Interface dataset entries
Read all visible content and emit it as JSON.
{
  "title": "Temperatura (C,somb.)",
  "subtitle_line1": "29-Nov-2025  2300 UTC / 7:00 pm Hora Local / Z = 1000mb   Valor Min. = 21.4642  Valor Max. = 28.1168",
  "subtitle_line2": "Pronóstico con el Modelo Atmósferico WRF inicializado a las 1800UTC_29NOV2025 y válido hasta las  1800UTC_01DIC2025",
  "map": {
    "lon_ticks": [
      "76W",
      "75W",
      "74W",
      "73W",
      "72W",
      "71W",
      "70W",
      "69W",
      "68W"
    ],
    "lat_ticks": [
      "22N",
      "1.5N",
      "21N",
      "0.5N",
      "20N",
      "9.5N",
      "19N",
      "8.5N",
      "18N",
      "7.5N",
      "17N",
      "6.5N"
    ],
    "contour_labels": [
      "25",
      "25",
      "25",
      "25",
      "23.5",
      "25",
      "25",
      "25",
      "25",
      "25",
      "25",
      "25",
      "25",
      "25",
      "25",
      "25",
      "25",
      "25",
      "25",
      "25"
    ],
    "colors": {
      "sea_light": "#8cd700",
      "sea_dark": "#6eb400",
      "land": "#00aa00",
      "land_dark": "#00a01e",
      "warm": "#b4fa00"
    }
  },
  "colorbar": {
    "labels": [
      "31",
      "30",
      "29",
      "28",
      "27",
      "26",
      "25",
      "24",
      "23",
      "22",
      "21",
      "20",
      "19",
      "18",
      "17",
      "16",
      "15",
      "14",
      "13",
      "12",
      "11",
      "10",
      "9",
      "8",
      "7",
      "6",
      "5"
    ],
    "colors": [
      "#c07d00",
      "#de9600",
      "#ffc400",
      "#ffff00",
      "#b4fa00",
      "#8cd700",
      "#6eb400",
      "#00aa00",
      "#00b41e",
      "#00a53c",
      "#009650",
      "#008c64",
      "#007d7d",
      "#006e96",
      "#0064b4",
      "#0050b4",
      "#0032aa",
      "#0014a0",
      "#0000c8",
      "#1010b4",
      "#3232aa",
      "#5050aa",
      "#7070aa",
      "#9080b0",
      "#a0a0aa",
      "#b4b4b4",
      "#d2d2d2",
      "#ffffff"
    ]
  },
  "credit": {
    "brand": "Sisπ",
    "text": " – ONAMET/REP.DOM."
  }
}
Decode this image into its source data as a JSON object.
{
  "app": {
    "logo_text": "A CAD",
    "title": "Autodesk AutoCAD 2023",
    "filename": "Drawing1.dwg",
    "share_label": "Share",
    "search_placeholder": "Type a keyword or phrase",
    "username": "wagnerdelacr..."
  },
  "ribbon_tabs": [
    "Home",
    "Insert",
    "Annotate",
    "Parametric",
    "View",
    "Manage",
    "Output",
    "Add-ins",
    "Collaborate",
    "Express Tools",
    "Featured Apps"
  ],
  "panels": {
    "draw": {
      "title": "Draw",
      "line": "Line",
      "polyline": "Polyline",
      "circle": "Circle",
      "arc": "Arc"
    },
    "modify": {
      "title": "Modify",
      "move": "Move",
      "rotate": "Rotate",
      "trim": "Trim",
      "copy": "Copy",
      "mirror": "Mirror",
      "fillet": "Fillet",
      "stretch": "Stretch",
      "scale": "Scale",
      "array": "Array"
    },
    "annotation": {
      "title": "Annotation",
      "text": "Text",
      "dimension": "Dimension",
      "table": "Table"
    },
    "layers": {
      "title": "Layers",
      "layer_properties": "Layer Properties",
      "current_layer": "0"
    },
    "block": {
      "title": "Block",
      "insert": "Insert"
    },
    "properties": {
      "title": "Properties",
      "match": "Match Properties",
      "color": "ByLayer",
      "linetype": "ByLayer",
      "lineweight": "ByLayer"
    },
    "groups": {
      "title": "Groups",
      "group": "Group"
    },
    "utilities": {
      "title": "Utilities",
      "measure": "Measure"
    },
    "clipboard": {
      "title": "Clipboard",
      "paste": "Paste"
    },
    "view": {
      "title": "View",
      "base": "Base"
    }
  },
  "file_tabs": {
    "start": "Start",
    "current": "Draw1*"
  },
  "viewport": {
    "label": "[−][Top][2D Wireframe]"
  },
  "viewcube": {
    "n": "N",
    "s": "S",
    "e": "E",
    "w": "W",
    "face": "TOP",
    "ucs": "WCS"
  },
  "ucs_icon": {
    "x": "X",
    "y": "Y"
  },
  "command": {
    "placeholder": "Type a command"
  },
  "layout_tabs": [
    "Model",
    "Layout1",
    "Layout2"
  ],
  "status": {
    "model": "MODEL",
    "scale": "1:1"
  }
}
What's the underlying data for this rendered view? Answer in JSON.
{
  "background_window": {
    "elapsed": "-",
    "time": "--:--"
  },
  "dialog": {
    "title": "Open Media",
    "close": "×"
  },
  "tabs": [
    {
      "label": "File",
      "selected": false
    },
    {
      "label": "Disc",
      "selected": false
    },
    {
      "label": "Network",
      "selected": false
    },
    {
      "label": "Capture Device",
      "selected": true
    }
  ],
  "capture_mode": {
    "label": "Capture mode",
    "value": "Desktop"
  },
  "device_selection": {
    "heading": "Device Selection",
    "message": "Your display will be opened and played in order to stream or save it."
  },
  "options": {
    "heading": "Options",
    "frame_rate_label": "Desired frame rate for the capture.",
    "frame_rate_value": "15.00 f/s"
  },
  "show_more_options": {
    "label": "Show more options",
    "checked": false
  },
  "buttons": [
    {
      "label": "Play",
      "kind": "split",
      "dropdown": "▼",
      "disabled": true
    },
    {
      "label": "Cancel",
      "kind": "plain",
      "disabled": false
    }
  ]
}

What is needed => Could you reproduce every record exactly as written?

Result below =>
Read all visible content and emit it as JSON.
{
  "title": "Temperatura (C,somb.)",
  "subtitle_line1": "29-Nov-2025  2300 UTC / 7:00 pm Hora Local / Z = 1000mb   Valor Min. = 21.4642  Valor Max. = 28.1168",
  "subtitle_line2": "Pronóstico con el Modelo Atmósferico WRF inicializado a las 1800UTC_29NOV2025 y válido hasta las  1800UTC_01DIC2025",
  "map": {
    "lon_ticks": [
      "76W",
      "75W",
      "74W",
      "73W",
      "72W",
      "71W",
      "70W",
      "69W",
      "68W"
    ],
    "lat_ticks": [
      "22N",
      "1.5N",
      "21N",
      "0.5N",
      "20N",
      "9.5N",
      "19N",
      "8.5N",
      "18N",
      "7.5N",
      "17N",
      "6.5N"
    ],
    "contour_labels": [
      "25",
      "25",
      "25",
      "25",
      "23.5",
      "25",
      "25",
      "25",
      "25",
      "25",
      "25",
      "25",
      "25",
      "25",
      "25",
      "25",
      "25",
      "25",
      "25",
      "25"
    ],
    "colors": {
      "sea_light": "#8cd700",
      "sea_dark": "#6eb400",
      "land": "#00aa00",
      "land_dark": "#00a01e",
      "warm": "#b4fa00"
    }
  },
  "colorbar": {
    "labels": [
      "31",
      "30",
      "29",
      "28",
      "27",
      "26",
      "25",
      "24",
      "23",
      "22",
      "21",
      "20",
      "19",
      "18",
      "17",
      "16",
      "15",
      "14",
      "13",
      "12",
      "11",
      "10",
      "9",
      "8",
      "7",
      "6",
      "5"
    ],
    "colors": [
      "#c07d00",
      "#de9600",
      "#ffc400",
      "#ffff00",
      "#b4fa00",
      "#8cd700",
      "#6eb400",
      "#00aa00",
      "#00b41e",
      "#00a53c",
      "#009650",
      "#008c64",
      "#007d7d",
      "#006e96",
      "#0064b4",
      "#0050b4",
      "#0032aa",
      "#0014a0",
      "#0000c8",
      "#1010b4",
      "#3232aa",
      "#5050aa",
      "#7070aa",
      "#9080b0",
      "#a0a0aa",
      "#b4b4b4",
      "#d2d2d2",
      "#ffffff"
    ]
  },
  "credit": {
    "brand": "Sisπ",
    "text": " – ONAMET/REP.DOM."
  }
}
Decode this image into its source data as a JSON object.
{
  "app": {
    "logo_text": "A CAD",
    "title": "Autodesk AutoCAD 2023",
    "filename": "Drawing1.dwg",
    "share_label": "Share",
    "search_placeholder": "Type a keyword or phrase",
    "username": "wagnerdelacr..."
  },
  "ribbon_tabs": [
    "Home",
    "Insert",
    "Annotate",
    "Parametric",
    "View",
    "Manage",
    "Output",
    "Add-ins",
    "Collaborate",
    "Express Tools",
    "Featured Apps"
  ],
  "panels": {
    "draw": {
      "title": "Draw",
      "line": "Line",
      "polyline": "Polyline",
      "circle": "Circle",
      "arc": "Arc"
    },
    "modify": {
      "title": "Modify",
      "move": "Move",
      "rotate": "Rotate",
      "trim": "Trim",
      "copy": "Copy",
      "mirror": "Mirror",
      "fillet": "Fillet",
      "stretch": "Stretch",
      "scale": "Scale",
      "array": "Array"
    },
    "annotation": {
      "title": "Annotation",
      "text": "Text",
      "dimension": "Dimension",
      "table": "Table"
    },
    "layers": {
      "title": "Layers",
      "layer_properties": "Layer Properties",
      "current_layer": "0"
    },
    "block": {
      "title": "Block",
      "insert": "Insert"
    },
    "properties": {
      "title": "Properties",
      "match": "Match Properties",
      "color": "ByLayer",
      "linetype": "ByLayer",
      "lineweight": "ByLayer"
    },
    "groups": {
      "title": "Groups",
      "group": "Group"
    },
    "utilities": {
      "title": "Utilities",
      "measure": "Measure"
    },
    "clipboard": {
      "title": "Clipboard",
      "paste": "Paste"
    },
    "view": {
      "title": "View",
      "base": "Base"
    }
  },
  "file_tabs": {
    "start": "Start",
    "current": "Draw1*"
  },
  "viewport": {
    "label": "[−][Top][2D Wireframe]"
  },
  "viewcube": {
    "n": "N",
    "s": "S",
    "e": "E",
    "w": "W",
    "face": "TOP",
    "ucs": "WCS"
  },
  "ucs_icon": {
    "x": "X",
    "y": "Y"
  },
  "command": {
    "placeholder": "Type a command"
  },
  "layout_tabs": [
    "Model",
    "Layout1",
    "Layout2"
  ],
  "status": {
    "model": "MODEL",
    "scale": "1:1"
  }
}
What's the underlying data for this rendered view? Answer in JSON.
{
  "background_window": {
    "elapsed": "-",
    "time": "--:--"
  },
  "dialog": {
    "title": "Open Media",
    "close": "×"
  },
  "tabs": [
    {
      "label": "File",
      "selected": false
    },
    {
      "label": "Disc",
      "selected": false
    },
    {
      "label": "Network",
      "selected": false
    },
    {
      "label": "Capture Device",
      "selected": true
    }
  ],
  "capture_mode": {
    "label": "Capture mode",
    "value": "Desktop"
  },
  "device_selection": {
    "heading": "Device Selection",
    "message": "Your display will be opened and played in order to stream or save it."
  },
  "options": {
    "heading": "Options",
    "frame_rate_label": "Desired frame rate for the capture.",
    "frame_rate_value": "15.00 f/s"
  },
  "show_more_options": {
    "label": "Show more options",
    "checked": false
  },
  "buttons": [
    {
      "label": "Play",
      "kind": "split",
      "dropdown": "▼",
      "disabled": true
    },
    {
      "label": "Cancel",
      "kind": "plain",
      "disabled": false
    }
  ]
}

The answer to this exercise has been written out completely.